The history of Hull City Hall
In 1900 the Hull Corporation started work on the 'Junction Street' scheme. This involved the formation of a square centrally located within they named Queen Victoria Square. Besides the square there were also plans to build a public hall, this was to be on a site owned by the Corporation that extended from Queen Victoria Square to Chariot Street.
The proposed building was to include a principal hall and three reception halls on the first floor, with its main entrance facing the square.
The main hall was to have side and rear galleries and with an orchestra, holding up to 3,000 people. The smaller halls were to be used separately for private functions or in conjunction with the main hall. In 1905 a proposal was put forward for the hall to incorporate an art gallery in one of the smaller halls to the rear of the building on the first floor.
Frank Matcham, who was a renowned architect working on many theatres throughout the country, was closely consulted on the design of the main hall.
In addition to this shops were incorporated into the ground floor facing Paragon Street and Carr Lane.
Work commenced on the City Hall and in 1903, Her Royal Highness the Princess of Wales laid the Foundation stone.
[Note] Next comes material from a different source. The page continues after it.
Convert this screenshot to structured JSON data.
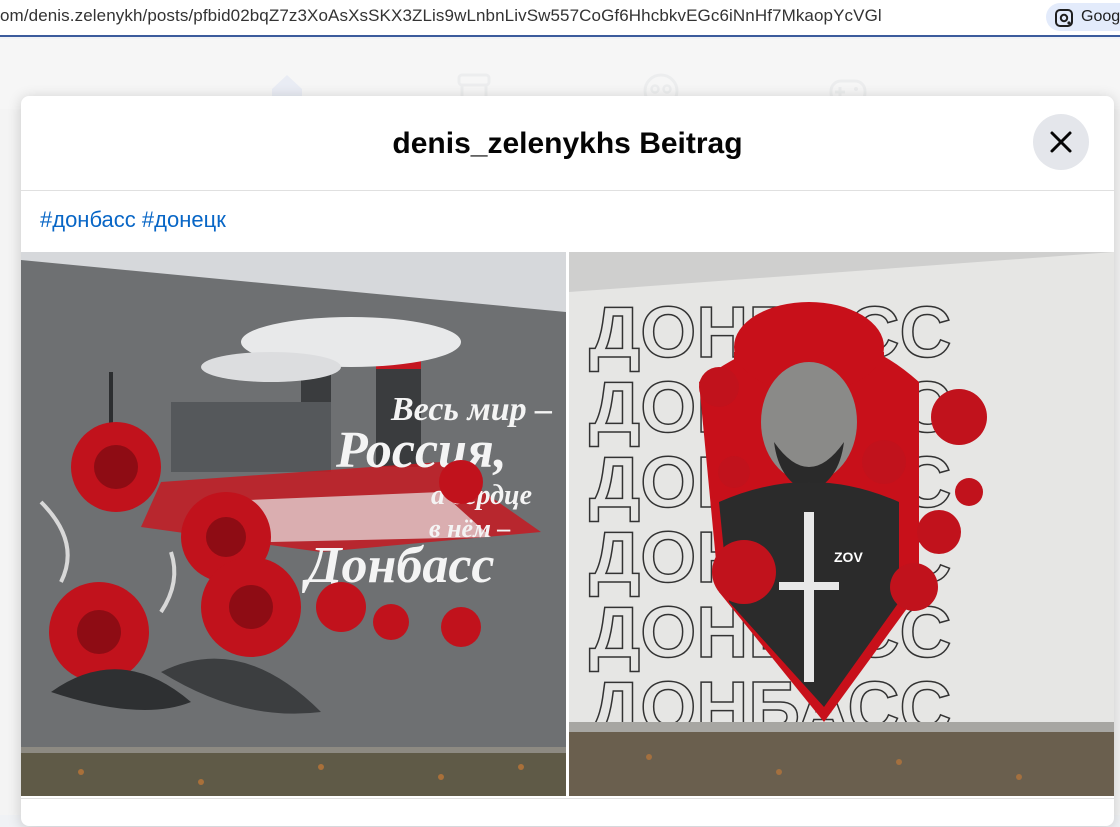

By 1909 the City Hall was in use, and in 1911 they installed an organ in the main hall, however there appears to be no record of the City Hall having ever been formally opened.
The Victoria Art Gallery was opened in 1910 and continued to be a gallery until 1927, when they moved it to a new building in Queen Victoria Square, later known as Ferens Art Gallery. The Victoria Art Gallery remained empty until 1929, when it became an exhibition room once more, however this time the exhibits were Prehistoric Antiques and in 1931 it became the Mortimer Suite.
In 1941, Hull was badly bombed and the city centre sustained a considerable amount of damage, along with some of its magnificent building , including the City Hall. The result being extensive damage to the roof, main hall and the total destruction of the organ, which led to the closing of the City Hall.
In 1950 the City Hall reopened and the following year, 1951, a new organ was installed.
In 1957, the Prehistoric Antiques exhibited in the Mortimer Suite were moved to other premises. The small area at the back of the Mortimer Suite with a parquet floor, was still used for temporary exhibitions, and they still refer to it today as Victoria Galleries. Nowadays it is not used to exhibit paintings.
The Mortimer Suite is now available for private hire and holds numerous and very varied functions, from wedding receptions, bar mitzvah', birthday parties, science fiction fairs and record fairs.